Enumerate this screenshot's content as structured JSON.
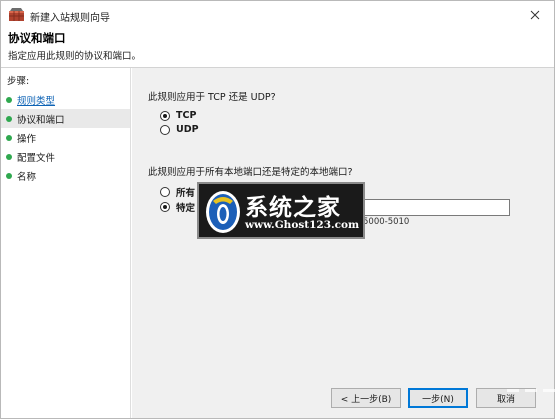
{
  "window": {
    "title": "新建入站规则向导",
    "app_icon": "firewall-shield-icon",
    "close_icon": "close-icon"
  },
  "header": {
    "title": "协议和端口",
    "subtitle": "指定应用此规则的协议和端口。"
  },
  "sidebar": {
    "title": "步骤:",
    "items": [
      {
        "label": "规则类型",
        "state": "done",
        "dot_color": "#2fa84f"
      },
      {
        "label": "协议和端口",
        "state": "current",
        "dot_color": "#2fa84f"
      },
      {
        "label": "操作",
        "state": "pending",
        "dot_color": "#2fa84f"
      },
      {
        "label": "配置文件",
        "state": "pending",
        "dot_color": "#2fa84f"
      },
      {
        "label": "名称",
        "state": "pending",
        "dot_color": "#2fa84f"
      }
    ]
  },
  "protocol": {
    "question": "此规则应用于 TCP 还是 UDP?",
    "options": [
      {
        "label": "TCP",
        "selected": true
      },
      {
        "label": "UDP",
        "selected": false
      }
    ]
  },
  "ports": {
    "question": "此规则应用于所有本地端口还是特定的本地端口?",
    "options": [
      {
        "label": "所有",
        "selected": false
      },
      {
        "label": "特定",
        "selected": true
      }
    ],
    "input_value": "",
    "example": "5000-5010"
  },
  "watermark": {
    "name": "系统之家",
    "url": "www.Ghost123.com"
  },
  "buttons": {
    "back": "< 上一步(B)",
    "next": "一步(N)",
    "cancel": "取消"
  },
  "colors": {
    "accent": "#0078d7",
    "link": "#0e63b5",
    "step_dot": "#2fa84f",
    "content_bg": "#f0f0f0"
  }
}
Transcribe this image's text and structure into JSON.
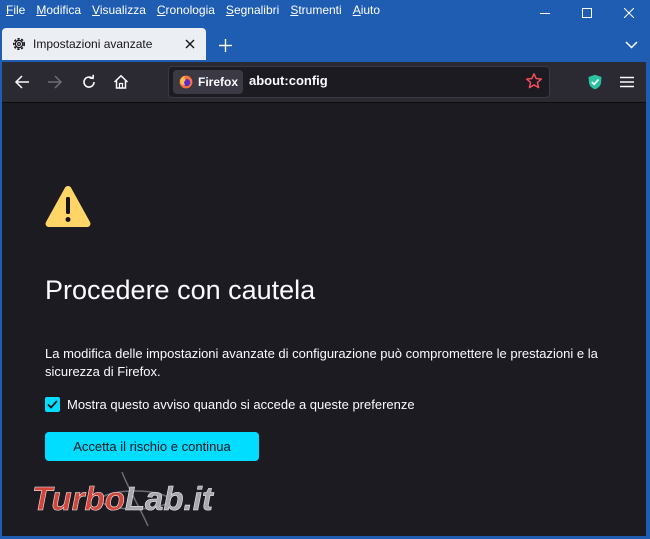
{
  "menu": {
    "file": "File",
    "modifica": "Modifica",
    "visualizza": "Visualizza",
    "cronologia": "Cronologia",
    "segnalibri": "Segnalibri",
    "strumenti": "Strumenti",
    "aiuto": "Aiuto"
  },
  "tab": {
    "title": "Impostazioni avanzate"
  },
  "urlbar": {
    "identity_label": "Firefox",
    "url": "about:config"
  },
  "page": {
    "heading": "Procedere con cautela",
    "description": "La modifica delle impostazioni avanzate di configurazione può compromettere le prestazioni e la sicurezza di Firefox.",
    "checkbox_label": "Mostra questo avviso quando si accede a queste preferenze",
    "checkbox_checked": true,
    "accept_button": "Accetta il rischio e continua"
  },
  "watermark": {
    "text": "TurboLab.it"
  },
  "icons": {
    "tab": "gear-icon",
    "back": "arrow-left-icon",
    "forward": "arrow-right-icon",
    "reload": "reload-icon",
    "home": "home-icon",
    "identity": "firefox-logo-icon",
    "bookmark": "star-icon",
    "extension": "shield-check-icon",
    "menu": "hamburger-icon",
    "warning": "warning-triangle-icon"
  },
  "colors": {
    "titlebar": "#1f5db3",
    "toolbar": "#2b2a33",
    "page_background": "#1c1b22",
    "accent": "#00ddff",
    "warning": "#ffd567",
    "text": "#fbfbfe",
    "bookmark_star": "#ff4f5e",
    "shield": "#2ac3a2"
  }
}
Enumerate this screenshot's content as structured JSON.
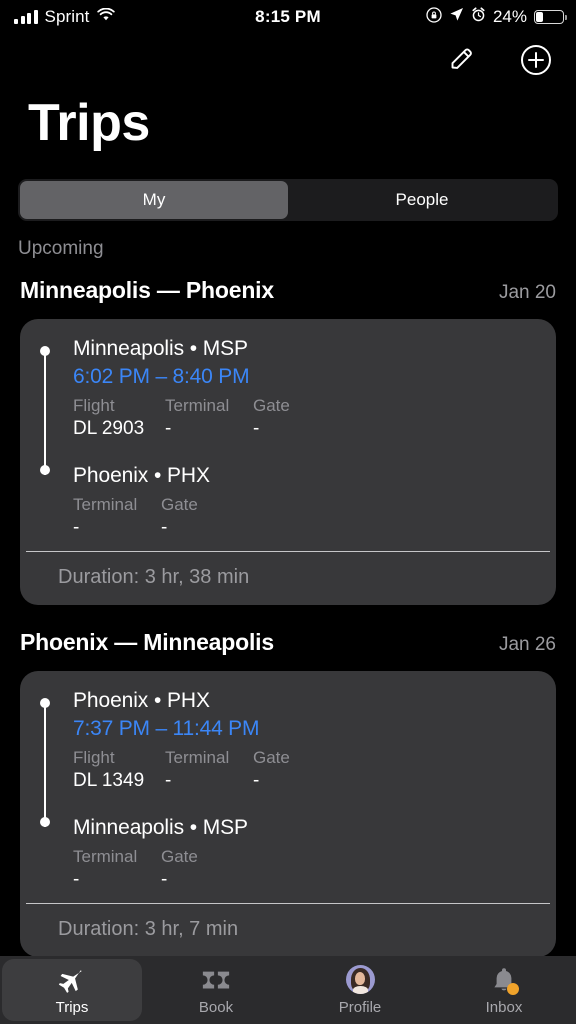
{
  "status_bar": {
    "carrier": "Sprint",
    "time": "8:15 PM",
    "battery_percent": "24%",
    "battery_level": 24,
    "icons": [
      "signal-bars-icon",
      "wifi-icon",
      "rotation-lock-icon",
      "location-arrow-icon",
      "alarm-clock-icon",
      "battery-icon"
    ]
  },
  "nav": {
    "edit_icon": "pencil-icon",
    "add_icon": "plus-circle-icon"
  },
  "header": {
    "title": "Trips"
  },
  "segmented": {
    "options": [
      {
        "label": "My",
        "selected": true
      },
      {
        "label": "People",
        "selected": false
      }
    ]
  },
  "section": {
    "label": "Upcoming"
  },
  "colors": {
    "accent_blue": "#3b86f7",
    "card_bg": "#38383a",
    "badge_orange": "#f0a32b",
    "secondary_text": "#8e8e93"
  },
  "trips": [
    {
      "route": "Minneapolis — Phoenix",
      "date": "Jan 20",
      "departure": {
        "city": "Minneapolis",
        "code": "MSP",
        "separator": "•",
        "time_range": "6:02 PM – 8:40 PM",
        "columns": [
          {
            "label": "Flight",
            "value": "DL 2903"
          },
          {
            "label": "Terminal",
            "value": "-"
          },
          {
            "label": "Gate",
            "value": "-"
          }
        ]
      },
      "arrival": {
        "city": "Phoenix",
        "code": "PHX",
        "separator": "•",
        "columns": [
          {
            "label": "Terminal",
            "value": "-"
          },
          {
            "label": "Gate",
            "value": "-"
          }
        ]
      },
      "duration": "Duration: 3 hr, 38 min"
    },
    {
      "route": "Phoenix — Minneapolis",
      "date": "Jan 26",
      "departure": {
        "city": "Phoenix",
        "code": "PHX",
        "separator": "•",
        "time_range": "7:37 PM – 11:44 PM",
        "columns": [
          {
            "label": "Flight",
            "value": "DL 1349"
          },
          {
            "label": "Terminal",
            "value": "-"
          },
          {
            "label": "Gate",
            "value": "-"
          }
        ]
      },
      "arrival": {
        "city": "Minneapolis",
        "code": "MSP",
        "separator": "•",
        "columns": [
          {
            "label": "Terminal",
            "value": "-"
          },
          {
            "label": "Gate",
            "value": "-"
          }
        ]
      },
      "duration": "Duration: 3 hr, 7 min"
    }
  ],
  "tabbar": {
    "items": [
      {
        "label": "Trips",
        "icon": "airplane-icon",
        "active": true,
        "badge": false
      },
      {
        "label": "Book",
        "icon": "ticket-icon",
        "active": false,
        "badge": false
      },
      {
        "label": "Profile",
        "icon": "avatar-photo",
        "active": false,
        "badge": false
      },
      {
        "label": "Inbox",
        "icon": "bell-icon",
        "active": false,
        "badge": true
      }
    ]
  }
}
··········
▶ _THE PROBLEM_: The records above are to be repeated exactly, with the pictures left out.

▶ _OUTPUT_:
Enumerate this screenshot's content as structured JSON.
{
  "window": {
    "title": "新建入站规则向导",
    "app_icon": "firewall-shield-icon",
    "close_icon": "close-icon"
  },
  "header": {
    "title": "协议和端口",
    "subtitle": "指定应用此规则的协议和端口。"
  },
  "sidebar": {
    "title": "步骤:",
    "items": [
      {
        "label": "规则类型",
        "state": "done",
        "dot_color": "#2fa84f"
      },
      {
        "label": "协议和端口",
        "state": "current",
        "dot_color": "#2fa84f"
      },
      {
        "label": "操作",
        "state": "pending",
        "dot_color": "#2fa84f"
      },
      {
        "label": "配置文件",
        "state": "pending",
        "dot_color": "#2fa84f"
      },
      {
        "label": "名称",
        "state": "pending",
        "dot_color": "#2fa84f"
      }
    ]
  },
  "protocol": {
    "question": "此规则应用于 TCP 还是 UDP?",
    "options": [
      {
        "label": "TCP",
        "selected": true
      },
      {
        "label": "UDP",
        "selected": false
      }
    ]
  },
  "ports": {
    "question": "此规则应用于所有本地端口还是特定的本地端口?",
    "options": [
      {
        "label": "所有",
        "selected": false
      },
      {
        "label": "特定",
        "selected": true
      }
    ],
    "input_value": "",
    "example": "5000-5010"
  },
  "watermark": {
    "name": "系统之家",
    "url": "www.Ghost123.com"
  },
  "buttons": {
    "back": "< 上一步(B)",
    "next": "一步(N)",
    "cancel": "取消"
  },
  "colors": {
    "accent": "#0078d7",
    "link": "#0e63b5",
    "step_dot": "#2fa84f",
    "content_bg": "#f0f0f0"
  }
}
Transcribe this image's text and structure into JSON.
{
  "menu": {
    "file": "File",
    "modifica": "Modifica",
    "visualizza": "Visualizza",
    "cronologia": "Cronologia",
    "segnalibri": "Segnalibri",
    "strumenti": "Strumenti",
    "aiuto": "Aiuto"
  },
  "tab": {
    "title": "Impostazioni avanzate"
  },
  "urlbar": {
    "identity_label": "Firefox",
    "url": "about:config"
  },
  "page": {
    "heading": "Procedere con cautela",
    "description": "La modifica delle impostazioni avanzate di configurazione può compromettere le prestazioni e la sicurezza di Firefox.",
    "checkbox_label": "Mostra questo avviso quando si accede a queste preferenze",
    "checkbox_checked": true,
    "accept_button": "Accetta il rischio e continua"
  },
  "watermark": {
    "text": "TurboLab.it"
  },
  "icons": {
    "tab": "gear-icon",
    "back": "arrow-left-icon",
    "forward": "arrow-right-icon",
    "reload": "reload-icon",
    "home": "home-icon",
    "identity": "firefox-logo-icon",
    "bookmark": "star-icon",
    "extension": "shield-check-icon",
    "menu": "hamburger-icon",
    "warning": "warning-triangle-icon"
  },
  "colors": {
    "titlebar": "#1f5db3",
    "toolbar": "#2b2a33",
    "page_background": "#1c1b22",
    "accent": "#00ddff",
    "warning": "#ffd567",
    "text": "#fbfbfe",
    "bookmark_star": "#ff4f5e",
    "shield": "#2ac3a2"
  }
}
Enumerate this screenshot's content as structured JSON.
{
  "status_bar": {
    "carrier": "Sprint",
    "time": "8:15 PM",
    "battery_percent": "24%",
    "battery_level": 24,
    "icons": [
      "signal-bars-icon",
      "wifi-icon",
      "rotation-lock-icon",
      "location-arrow-icon",
      "alarm-clock-icon",
      "battery-icon"
    ]
  },
  "nav": {
    "edit_icon": "pencil-icon",
    "add_icon": "plus-circle-icon"
  },
  "header": {
    "title": "Trips"
  },
  "segmented": {
    "options": [
      {
        "label": "My",
        "selected": true
      },
      {
        "label": "People",
        "selected": false
      }
    ]
  },
  "section": {
    "label": "Upcoming"
  },
  "colors": {
    "accent_blue": "#3b86f7",
    "card_bg": "#38383a",
    "badge_orange": "#f0a32b",
    "secondary_text": "#8e8e93"
  },
  "trips": [
    {
      "route": "Minneapolis — Phoenix",
      "date": "Jan 20",
      "departure": {
        "city": "Minneapolis",
        "code": "MSP",
        "separator": "•",
        "time_range": "6:02 PM – 8:40 PM",
        "columns": [
          {
            "label": "Flight",
            "value": "DL 2903"
          },
          {
            "label": "Terminal",
            "value": "-"
          },
          {
            "label": "Gate",
            "value": "-"
          }
        ]
      },
      "arrival": {
        "city": "Phoenix",
        "code": "PHX",
        "separator": "•",
        "columns": [
          {
            "label": "Terminal",
            "value": "-"
          },
          {
            "label": "Gate",
            "value": "-"
          }
        ]
      },
      "duration": "Duration: 3 hr, 38 min"
    },
    {
      "route": "Phoenix — Minneapolis",
      "date": "Jan 26",
      "departure": {
        "city": "Phoenix",
        "code": "PHX",
        "separator": "•",
        "time_range": "7:37 PM – 11:44 PM",
        "columns": [
          {
            "label": "Flight",
            "value": "DL 1349"
          },
          {
            "label": "Terminal",
            "value": "-"
          },
          {
            "label": "Gate",
            "value": "-"
          }
        ]
      },
      "arrival": {
        "city": "Minneapolis",
        "code": "MSP",
        "separator": "•",
        "columns": [
          {
            "label": "Terminal",
            "value": "-"
          },
          {
            "label": "Gate",
            "value": "-"
          }
        ]
      },
      "duration": "Duration: 3 hr, 7 min"
    }
  ],
  "tabbar": {
    "items": [
      {
        "label": "Trips",
        "icon": "airplane-icon",
        "active": true,
        "badge": false
      },
      {
        "label": "Book",
        "icon": "ticket-icon",
        "active": false,
        "badge": false
      },
      {
        "label": "Profile",
        "icon": "avatar-photo",
        "active": false,
        "badge": false
      },
      {
        "label": "Inbox",
        "icon": "bell-icon",
        "active": false,
        "badge": true
      }
    ]
  }
}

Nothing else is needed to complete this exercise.